The superficial blood clots that occur with varicose veins can add to symptoms of leg swelling, pain, tenderness, and redness around the affected vein. Superficial blood clots can become extremely painful, as one young mother discovered when she was in so much pain that she couldn’t get out of bed.
While superficial clots associated with varicose veins can be quite painful, they don’t usually travel to other parts of the body or organs, such as the lungs.
However, a deep vein thrombosis (DVT) is a blood clot that forms in the deep veins of the legs, rather than the superficial veins just beneath the surface of the skin. DVT clots can be life-threatening.
In the worst cases, a deep vein clot may break loose from the vein and travel to other parts of the body, such as the lungs, causing a pulmonary embolism or other potentially life threatening condition that requires urgent medical intervention.
DVT’s can be severely painful, although patients often first describe a “pulling” sensation in the calf. Other symptoms that may indicate a DVT include warmth and redness of the skin, tenderness, and swelling that extends up the leg above the knee.
The most important thing to keep in mind if you’re concerned about venous disease and blood clots is that varicose veins are a chronic and progressive condition. They do not go away on their own or improve over time.
That said, the good news is that most complications from varicose veins are preventable with accurate diagnosis and proper treatment. There are many options for treating diseased veins and most procedures are minimally-invasive and are performed in less than an hour in a doctor’s office.
If you’re concerned that your varicose veins may indicate a more serious medical problem or your symptoms are worsening, consult with a vein specialist at East Tennessee Vein Clinic without further delay. We can help you assess your risk for superficial blood clots or deep vein thrombosis.
At East Tennessee Vein Clinic, you’ll find the help you need so that you don’t have to suffer from symptoms such as swelling, aching, throbbing, heaviness, or restless legs. When our patients learn that today’s advanced treatments are quick and require little to no down time—plus are typically covered by insurance—they’re glad they didn’t delay treatment any longer.
As the first physician dedicated solely to the treatment of varicose vein disease in Tennessee, Dr. Douglass and East Tennessee Vein Clinic leads the region in experience and expertise of varicose veins. We treat varicose veins differently than other clinics precisely because of our dedication to treating the root cause and the full extent of each patient’s varicose vein disease.

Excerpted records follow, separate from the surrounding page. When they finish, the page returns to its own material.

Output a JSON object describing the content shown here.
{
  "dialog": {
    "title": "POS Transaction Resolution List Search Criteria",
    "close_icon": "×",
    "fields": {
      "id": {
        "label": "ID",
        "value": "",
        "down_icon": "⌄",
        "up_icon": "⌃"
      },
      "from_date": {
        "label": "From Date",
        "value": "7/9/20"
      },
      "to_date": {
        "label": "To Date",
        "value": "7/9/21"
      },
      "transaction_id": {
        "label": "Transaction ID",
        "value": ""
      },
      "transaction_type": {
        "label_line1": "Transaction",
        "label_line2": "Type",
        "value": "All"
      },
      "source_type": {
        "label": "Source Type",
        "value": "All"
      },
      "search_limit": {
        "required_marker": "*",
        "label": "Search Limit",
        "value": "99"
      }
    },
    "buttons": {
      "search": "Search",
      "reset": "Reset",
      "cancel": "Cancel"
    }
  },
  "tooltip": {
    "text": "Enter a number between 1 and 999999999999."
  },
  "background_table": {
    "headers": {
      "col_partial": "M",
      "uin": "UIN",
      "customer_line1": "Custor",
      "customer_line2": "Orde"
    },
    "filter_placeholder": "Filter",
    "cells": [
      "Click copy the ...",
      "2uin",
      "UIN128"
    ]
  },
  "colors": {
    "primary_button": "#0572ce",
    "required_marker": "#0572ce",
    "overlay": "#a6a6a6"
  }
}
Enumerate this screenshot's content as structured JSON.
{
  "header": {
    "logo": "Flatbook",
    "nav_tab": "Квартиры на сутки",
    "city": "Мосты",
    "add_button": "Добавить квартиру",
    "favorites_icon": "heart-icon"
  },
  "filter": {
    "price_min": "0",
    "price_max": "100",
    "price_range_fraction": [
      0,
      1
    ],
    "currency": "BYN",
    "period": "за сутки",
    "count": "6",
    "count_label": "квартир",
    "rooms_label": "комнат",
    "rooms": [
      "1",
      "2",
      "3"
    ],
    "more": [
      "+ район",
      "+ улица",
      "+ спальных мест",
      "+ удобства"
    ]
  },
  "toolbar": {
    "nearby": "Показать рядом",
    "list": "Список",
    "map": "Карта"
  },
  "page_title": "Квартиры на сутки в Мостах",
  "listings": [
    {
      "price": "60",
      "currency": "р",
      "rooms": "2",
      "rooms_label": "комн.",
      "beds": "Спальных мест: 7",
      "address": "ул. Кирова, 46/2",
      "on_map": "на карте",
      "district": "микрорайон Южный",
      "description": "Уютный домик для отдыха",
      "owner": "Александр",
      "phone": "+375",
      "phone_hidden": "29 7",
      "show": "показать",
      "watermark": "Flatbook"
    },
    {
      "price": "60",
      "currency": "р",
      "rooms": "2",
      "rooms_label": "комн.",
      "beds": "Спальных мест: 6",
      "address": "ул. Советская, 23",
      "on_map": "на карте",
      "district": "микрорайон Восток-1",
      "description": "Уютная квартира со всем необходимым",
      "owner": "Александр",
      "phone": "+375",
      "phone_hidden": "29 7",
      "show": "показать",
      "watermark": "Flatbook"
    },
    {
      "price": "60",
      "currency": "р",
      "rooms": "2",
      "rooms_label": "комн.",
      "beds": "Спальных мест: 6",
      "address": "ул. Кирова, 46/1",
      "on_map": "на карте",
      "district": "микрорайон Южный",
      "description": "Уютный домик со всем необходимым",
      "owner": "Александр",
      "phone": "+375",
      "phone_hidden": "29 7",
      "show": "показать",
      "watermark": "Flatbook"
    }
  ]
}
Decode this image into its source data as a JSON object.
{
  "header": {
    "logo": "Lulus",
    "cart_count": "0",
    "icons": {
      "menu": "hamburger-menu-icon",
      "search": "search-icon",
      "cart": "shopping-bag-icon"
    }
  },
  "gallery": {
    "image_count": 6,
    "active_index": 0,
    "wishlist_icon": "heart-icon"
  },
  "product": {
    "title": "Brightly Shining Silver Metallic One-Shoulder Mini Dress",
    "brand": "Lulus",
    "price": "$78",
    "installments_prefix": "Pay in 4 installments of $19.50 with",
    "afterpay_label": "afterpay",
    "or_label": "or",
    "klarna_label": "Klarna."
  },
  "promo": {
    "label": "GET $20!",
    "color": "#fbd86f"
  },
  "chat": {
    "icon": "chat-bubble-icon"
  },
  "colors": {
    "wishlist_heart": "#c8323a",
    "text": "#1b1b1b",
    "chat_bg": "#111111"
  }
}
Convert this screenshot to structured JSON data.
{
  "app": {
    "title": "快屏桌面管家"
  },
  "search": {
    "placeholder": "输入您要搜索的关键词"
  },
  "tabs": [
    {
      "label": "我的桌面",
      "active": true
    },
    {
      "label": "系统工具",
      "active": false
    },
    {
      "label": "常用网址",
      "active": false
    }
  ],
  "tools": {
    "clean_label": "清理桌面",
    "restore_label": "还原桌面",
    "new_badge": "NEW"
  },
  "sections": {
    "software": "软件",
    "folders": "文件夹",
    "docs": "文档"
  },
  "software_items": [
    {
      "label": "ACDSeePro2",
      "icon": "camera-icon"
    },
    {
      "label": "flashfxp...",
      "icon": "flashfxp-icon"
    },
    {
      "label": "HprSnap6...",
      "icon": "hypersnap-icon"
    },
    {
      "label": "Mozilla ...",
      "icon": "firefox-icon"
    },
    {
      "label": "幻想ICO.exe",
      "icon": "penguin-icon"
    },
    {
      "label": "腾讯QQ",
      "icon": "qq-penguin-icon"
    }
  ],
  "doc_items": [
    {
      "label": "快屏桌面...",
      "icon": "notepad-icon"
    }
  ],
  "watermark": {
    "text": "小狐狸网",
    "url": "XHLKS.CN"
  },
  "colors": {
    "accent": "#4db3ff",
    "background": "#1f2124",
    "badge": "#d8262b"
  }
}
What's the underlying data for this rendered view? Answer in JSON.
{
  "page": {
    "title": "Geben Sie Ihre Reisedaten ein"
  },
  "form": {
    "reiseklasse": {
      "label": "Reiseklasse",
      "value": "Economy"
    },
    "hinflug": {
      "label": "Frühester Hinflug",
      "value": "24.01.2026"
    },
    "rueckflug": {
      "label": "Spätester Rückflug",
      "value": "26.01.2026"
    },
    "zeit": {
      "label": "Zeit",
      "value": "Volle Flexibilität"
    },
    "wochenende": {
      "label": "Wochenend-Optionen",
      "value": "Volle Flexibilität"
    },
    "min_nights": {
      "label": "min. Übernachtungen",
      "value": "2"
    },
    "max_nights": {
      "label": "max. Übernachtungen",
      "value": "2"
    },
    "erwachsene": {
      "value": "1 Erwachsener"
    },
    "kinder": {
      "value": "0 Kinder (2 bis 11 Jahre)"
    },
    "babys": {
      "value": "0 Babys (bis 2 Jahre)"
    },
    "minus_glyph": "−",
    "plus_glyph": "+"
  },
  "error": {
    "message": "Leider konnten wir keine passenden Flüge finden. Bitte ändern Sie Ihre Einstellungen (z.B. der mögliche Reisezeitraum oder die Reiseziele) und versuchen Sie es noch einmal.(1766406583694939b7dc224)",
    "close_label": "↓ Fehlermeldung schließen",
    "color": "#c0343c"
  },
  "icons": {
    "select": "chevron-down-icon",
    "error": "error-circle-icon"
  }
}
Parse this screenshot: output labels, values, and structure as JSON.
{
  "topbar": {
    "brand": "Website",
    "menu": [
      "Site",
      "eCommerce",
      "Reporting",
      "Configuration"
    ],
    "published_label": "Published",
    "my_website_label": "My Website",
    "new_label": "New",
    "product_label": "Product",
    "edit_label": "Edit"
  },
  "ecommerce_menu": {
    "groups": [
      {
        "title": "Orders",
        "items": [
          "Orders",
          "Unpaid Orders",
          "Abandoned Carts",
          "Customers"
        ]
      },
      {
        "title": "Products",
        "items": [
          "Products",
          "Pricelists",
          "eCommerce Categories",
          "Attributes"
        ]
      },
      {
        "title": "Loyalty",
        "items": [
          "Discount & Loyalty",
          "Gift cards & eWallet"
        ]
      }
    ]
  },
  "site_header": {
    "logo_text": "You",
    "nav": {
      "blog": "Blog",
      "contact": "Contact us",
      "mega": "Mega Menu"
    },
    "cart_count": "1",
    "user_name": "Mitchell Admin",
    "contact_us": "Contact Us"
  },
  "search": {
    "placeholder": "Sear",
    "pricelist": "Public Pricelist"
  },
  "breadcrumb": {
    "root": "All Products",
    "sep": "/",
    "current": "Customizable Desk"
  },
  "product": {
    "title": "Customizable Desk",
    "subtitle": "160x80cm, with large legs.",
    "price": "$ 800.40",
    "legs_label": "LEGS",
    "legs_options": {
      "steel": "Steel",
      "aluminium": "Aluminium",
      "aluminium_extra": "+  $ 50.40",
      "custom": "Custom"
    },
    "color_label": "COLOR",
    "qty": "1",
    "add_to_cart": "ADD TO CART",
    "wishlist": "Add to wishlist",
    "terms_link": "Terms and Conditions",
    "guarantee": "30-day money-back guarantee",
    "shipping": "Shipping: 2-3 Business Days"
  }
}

Visit us online at East Tennessee Vein Clinic, or call 866-281-VEIN, or request an appointment online today. We are offering free vein screenings for new patients through December. Please inquire about free screenings when making your appointment.